▶ [EXERCISE]
All of the entries below, duplicated exactly, make up the answer.
-------------------------
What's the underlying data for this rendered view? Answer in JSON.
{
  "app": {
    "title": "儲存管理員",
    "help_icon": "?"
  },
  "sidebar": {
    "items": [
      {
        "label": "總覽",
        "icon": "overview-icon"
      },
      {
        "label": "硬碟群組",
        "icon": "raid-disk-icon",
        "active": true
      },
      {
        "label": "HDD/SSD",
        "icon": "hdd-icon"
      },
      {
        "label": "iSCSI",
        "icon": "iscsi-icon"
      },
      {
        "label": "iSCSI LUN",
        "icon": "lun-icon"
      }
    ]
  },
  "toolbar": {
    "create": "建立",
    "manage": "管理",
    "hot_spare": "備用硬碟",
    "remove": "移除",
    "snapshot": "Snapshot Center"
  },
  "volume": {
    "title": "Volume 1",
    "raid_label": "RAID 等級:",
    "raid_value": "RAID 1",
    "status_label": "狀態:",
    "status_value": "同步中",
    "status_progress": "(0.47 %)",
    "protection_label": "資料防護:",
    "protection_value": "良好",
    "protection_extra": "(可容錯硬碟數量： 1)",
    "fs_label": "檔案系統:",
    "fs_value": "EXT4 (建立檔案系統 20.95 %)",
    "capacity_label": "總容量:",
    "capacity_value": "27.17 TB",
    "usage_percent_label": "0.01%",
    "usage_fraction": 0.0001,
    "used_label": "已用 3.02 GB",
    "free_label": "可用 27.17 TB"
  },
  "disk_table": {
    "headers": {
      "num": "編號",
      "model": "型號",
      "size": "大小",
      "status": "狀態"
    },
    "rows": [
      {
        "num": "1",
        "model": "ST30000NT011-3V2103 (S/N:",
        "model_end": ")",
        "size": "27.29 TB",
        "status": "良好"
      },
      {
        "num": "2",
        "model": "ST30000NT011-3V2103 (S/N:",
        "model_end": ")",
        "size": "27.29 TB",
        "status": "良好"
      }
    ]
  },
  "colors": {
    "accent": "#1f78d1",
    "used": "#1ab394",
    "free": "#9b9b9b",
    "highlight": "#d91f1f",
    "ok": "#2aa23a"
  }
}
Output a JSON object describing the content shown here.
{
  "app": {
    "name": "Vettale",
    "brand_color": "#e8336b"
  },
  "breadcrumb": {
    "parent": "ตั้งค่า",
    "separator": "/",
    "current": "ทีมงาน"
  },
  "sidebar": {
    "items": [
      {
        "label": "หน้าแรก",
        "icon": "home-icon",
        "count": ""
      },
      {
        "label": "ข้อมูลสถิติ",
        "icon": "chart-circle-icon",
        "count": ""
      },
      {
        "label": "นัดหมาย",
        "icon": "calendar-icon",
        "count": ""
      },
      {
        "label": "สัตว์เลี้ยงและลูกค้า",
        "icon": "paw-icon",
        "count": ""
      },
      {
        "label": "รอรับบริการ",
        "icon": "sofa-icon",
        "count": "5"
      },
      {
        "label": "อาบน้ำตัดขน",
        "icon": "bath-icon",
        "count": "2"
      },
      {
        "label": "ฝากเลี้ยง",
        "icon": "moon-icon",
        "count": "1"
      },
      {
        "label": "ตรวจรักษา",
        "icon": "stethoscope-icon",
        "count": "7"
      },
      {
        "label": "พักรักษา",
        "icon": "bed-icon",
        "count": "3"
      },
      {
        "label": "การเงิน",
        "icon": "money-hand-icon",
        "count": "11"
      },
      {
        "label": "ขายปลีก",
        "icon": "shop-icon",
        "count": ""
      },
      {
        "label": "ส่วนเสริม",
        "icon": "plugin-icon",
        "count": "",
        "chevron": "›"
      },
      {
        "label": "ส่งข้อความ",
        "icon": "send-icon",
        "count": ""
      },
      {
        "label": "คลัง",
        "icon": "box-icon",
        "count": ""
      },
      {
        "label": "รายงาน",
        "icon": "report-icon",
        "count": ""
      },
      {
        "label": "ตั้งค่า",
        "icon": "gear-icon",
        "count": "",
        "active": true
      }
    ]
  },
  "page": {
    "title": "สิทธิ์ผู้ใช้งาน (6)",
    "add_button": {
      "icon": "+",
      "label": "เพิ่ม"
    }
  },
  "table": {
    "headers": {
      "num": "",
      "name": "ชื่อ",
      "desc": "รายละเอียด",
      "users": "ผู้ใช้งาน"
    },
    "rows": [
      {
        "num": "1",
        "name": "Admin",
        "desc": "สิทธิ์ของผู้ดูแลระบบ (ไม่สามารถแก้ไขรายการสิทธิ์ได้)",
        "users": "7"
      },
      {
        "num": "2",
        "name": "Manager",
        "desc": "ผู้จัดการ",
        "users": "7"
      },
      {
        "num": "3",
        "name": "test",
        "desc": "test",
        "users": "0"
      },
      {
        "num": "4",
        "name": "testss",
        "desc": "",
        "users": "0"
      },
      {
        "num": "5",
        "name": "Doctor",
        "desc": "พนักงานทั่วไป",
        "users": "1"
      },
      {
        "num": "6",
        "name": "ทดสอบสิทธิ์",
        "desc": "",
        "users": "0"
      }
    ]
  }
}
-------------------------
▶ [RESPONSE TO THE TASK]
What's the underlying data for this rendered view? Answer in JSON.
{
  "app": {
    "title": "儲存管理員",
    "help_icon": "?"
  },
  "sidebar": {
    "items": [
      {
        "label": "總覽",
        "icon": "overview-icon"
      },
      {
        "label": "硬碟群組",
        "icon": "raid-disk-icon",
        "active": true
      },
      {
        "label": "HDD/SSD",
        "icon": "hdd-icon"
      },
      {
        "label": "iSCSI",
        "icon": "iscsi-icon"
      },
      {
        "label": "iSCSI LUN",
        "icon": "lun-icon"
      }
    ]
  },
  "toolbar": {
    "create": "建立",
    "manage": "管理",
    "hot_spare": "備用硬碟",
    "remove": "移除",
    "snapshot": "Snapshot Center"
  },
  "volume": {
    "title": "Volume 1",
    "raid_label": "RAID 等級:",
    "raid_value": "RAID 1",
    "status_label": "狀態:",
    "status_value": "同步中",
    "status_progress": "(0.47 %)",
    "protection_label": "資料防護:",
    "protection_value": "良好",
    "protection_extra": "(可容錯硬碟數量： 1)",
    "fs_label": "檔案系統:",
    "fs_value": "EXT4 (建立檔案系統 20.95 %)",
    "capacity_label": "總容量:",
    "capacity_value": "27.17 TB",
    "usage_percent_label": "0.01%",
    "usage_fraction": 0.0001,
    "used_label": "已用 3.02 GB",
    "free_label": "可用 27.17 TB"
  },
  "disk_table": {
    "headers": {
      "num": "編號",
      "model": "型號",
      "size": "大小",
      "status": "狀態"
    },
    "rows": [
      {
        "num": "1",
        "model": "ST30000NT011-3V2103 (S/N:",
        "model_end": ")",
        "size": "27.29 TB",
        "status": "良好"
      },
      {
        "num": "2",
        "model": "ST30000NT011-3V2103 (S/N:",
        "model_end": ")",
        "size": "27.29 TB",
        "status": "良好"
      }
    ]
  },
  "colors": {
    "accent": "#1f78d1",
    "used": "#1ab394",
    "free": "#9b9b9b",
    "highlight": "#d91f1f",
    "ok": "#2aa23a"
  }
}
Output a JSON object describing the content shown here.
{
  "app": {
    "name": "Vettale",
    "brand_color": "#e8336b"
  },
  "breadcrumb": {
    "parent": "ตั้งค่า",
    "separator": "/",
    "current": "ทีมงาน"
  },
  "sidebar": {
    "items": [
      {
        "label": "หน้าแรก",
        "icon": "home-icon",
        "count": ""
      },
      {
        "label": "ข้อมูลสถิติ",
        "icon": "chart-circle-icon",
        "count": ""
      },
      {
        "label": "นัดหมาย",
        "icon": "calendar-icon",
        "count": ""
      },
      {
        "label": "สัตว์เลี้ยงและลูกค้า",
        "icon": "paw-icon",
        "count": ""
      },
      {
        "label": "รอรับบริการ",
        "icon": "sofa-icon",
        "count": "5"
      },
      {
        "label": "อาบน้ำตัดขน",
        "icon": "bath-icon",
        "count": "2"
      },
      {
        "label": "ฝากเลี้ยง",
        "icon": "moon-icon",
        "count": "1"
      },
      {
        "label": "ตรวจรักษา",
        "icon": "stethoscope-icon",
        "count": "7"
      },
      {
        "label": "พักรักษา",
        "icon": "bed-icon",
        "count": "3"
      },
      {
        "label": "การเงิน",
        "icon": "money-hand-icon",
        "count": "11"
      },
      {
        "label": "ขายปลีก",
        "icon": "shop-icon",
        "count": ""
      },
      {
        "label": "ส่วนเสริม",
        "icon": "plugin-icon",
        "count": "",
        "chevron": "›"
      },
      {
        "label": "ส่งข้อความ",
        "icon": "send-icon",
        "count": ""
      },
      {
        "label": "คลัง",
        "icon": "box-icon",
        "count": ""
      },
      {
        "label": "รายงาน",
        "icon": "report-icon",
        "count": ""
      },
      {
        "label": "ตั้งค่า",
        "icon": "gear-icon",
        "count": "",
        "active": true
      }
    ]
  },
  "page": {
    "title": "สิทธิ์ผู้ใช้งาน (6)",
    "add_button": {
      "icon": "+",
      "label": "เพิ่ม"
    }
  },
  "table": {
    "headers": {
      "num": "",
      "name": "ชื่อ",
      "desc": "รายละเอียด",
      "users": "ผู้ใช้งาน"
    },
    "rows": [
      {
        "num": "1",
        "name": "Admin",
        "desc": "สิทธิ์ของผู้ดูแลระบบ (ไม่สามารถแก้ไขรายการสิทธิ์ได้)",
        "users": "7"
      },
      {
        "num": "2",
        "name": "Manager",
        "desc": "ผู้จัดการ",
        "users": "7"
      },
      {
        "num": "3",
        "name": "test",
        "desc": "test",
        "users": "0"
      },
      {
        "num": "4",
        "name": "testss",
        "desc": "",
        "users": "0"
      },
      {
        "num": "5",
        "name": "Doctor",
        "desc": "พนักงานทั่วไป",
        "users": "1"
      },
      {
        "num": "6",
        "name": "ทดสอบสิทธิ์",
        "desc": "",
        "users": "0"
      }
    ]
  }
}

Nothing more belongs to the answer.